Camera-in-a-pill Procedure Available at PHD 08/09/2002
DALLAS – Presbyterian Hospital of Dallas is among the first hospitals in the nation to use a clinically proven medical technology that allows physicians to see what no one has been able to fully see before – the entire 21 feet of the human small intestine. The M2A Capsule Endoscope significantly improves the chances of accurate diagnosis for many previously undiagnosed small intestine disorders.
The capsule, which is taken with a sip of water, just like a vitamin, passes naturally through the digestive tract, recording video images that are transmitted to and then stored on a recorder belt worn throughout the day. Eight hours after swallowing the capsule, the patient returns the belt to the physician’s office. The physician then views the images using an imaging workstation equipped with special software and later reports findings back to the patient.

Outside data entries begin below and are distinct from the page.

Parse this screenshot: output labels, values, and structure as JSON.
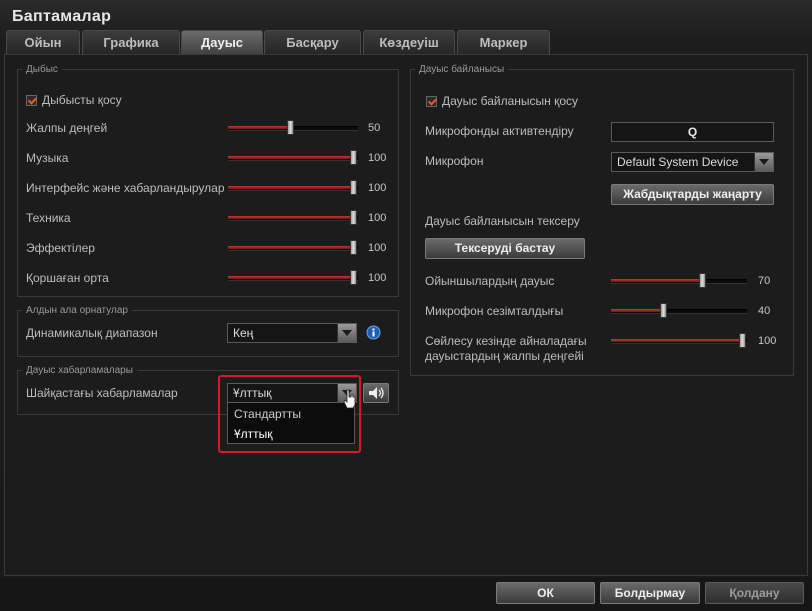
{
  "window": {
    "title": "Баптамалар"
  },
  "tabs": [
    {
      "label": "Ойын"
    },
    {
      "label": "Графика"
    },
    {
      "label": "Дауыс"
    },
    {
      "label": "Басқару"
    },
    {
      "label": "Көздеуіш"
    },
    {
      "label": "Маркер"
    }
  ],
  "active_tab": "Дауыс",
  "sound": {
    "legend": "Дыбыс",
    "enable_label": "Дыбысты қосу",
    "enable_checked": true,
    "sliders": [
      {
        "label": "Жалпы деңгей",
        "value": "50",
        "level": 0.5
      },
      {
        "label": "Музыка",
        "value": "100",
        "level": 1.0
      },
      {
        "label": "Интерфейс және хабарландырулар",
        "value": "100",
        "level": 1.0
      },
      {
        "label": "Техника",
        "value": "100",
        "level": 1.0
      },
      {
        "label": "Эффектілер",
        "value": "100",
        "level": 1.0
      },
      {
        "label": "Қоршаған орта",
        "value": "100",
        "level": 1.0
      }
    ]
  },
  "presets": {
    "legend": "Алдын ала орнатулар",
    "dynamic_range_label": "Динамикалық диапазон",
    "dynamic_range_value": "Кең"
  },
  "voice_messages": {
    "legend": "Дауыс хабарламалары",
    "battle_label": "Шайқастағы хабарламалар",
    "selected": "Ұлттық",
    "options": [
      "Стандартты",
      "Ұлттық"
    ]
  },
  "voice_chat": {
    "legend": "Дауыс байланысы",
    "enable_label": "Дауыс байланысын қосу",
    "enable_checked": true,
    "mic_activate_label": "Микрофонды активтендіру",
    "mic_activate_key": "Q",
    "mic_label": "Микрофон",
    "mic_device": "Default System Device",
    "refresh_button": "Жабдықтарды жаңарту",
    "test_label": "Дауыс байланысын тексеру",
    "test_button": "Тексеруді бастау",
    "sliders": [
      {
        "label": "Ойыншылардың дауыс",
        "value": "70",
        "level": 0.7
      },
      {
        "label": "Микрофон сезімталдығы",
        "value": "40",
        "level": 0.4
      },
      {
        "label": "Сөйлесу кезінде айналадағы дауыстардың жалпы деңгейі",
        "value": "100",
        "level": 1.0
      }
    ]
  },
  "footer": {
    "ok": "ОК",
    "cancel": "Болдырмау",
    "apply": "Қолдану"
  },
  "colors": {
    "accent": "#c23a2e",
    "highlight": "#d6182a"
  }
}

“In some patients we suspect a small bowel problem but can’t find the site of bleeding or tumor using conventional imaging techniques,” said Dr. Mark Feldman, chairman of internal medicine at PHD. “We anticipate that the capsule endoscopy will improve our ability to diagnose the small bowel problem the patient suffers from, and this should result in improved therapy for these patients.”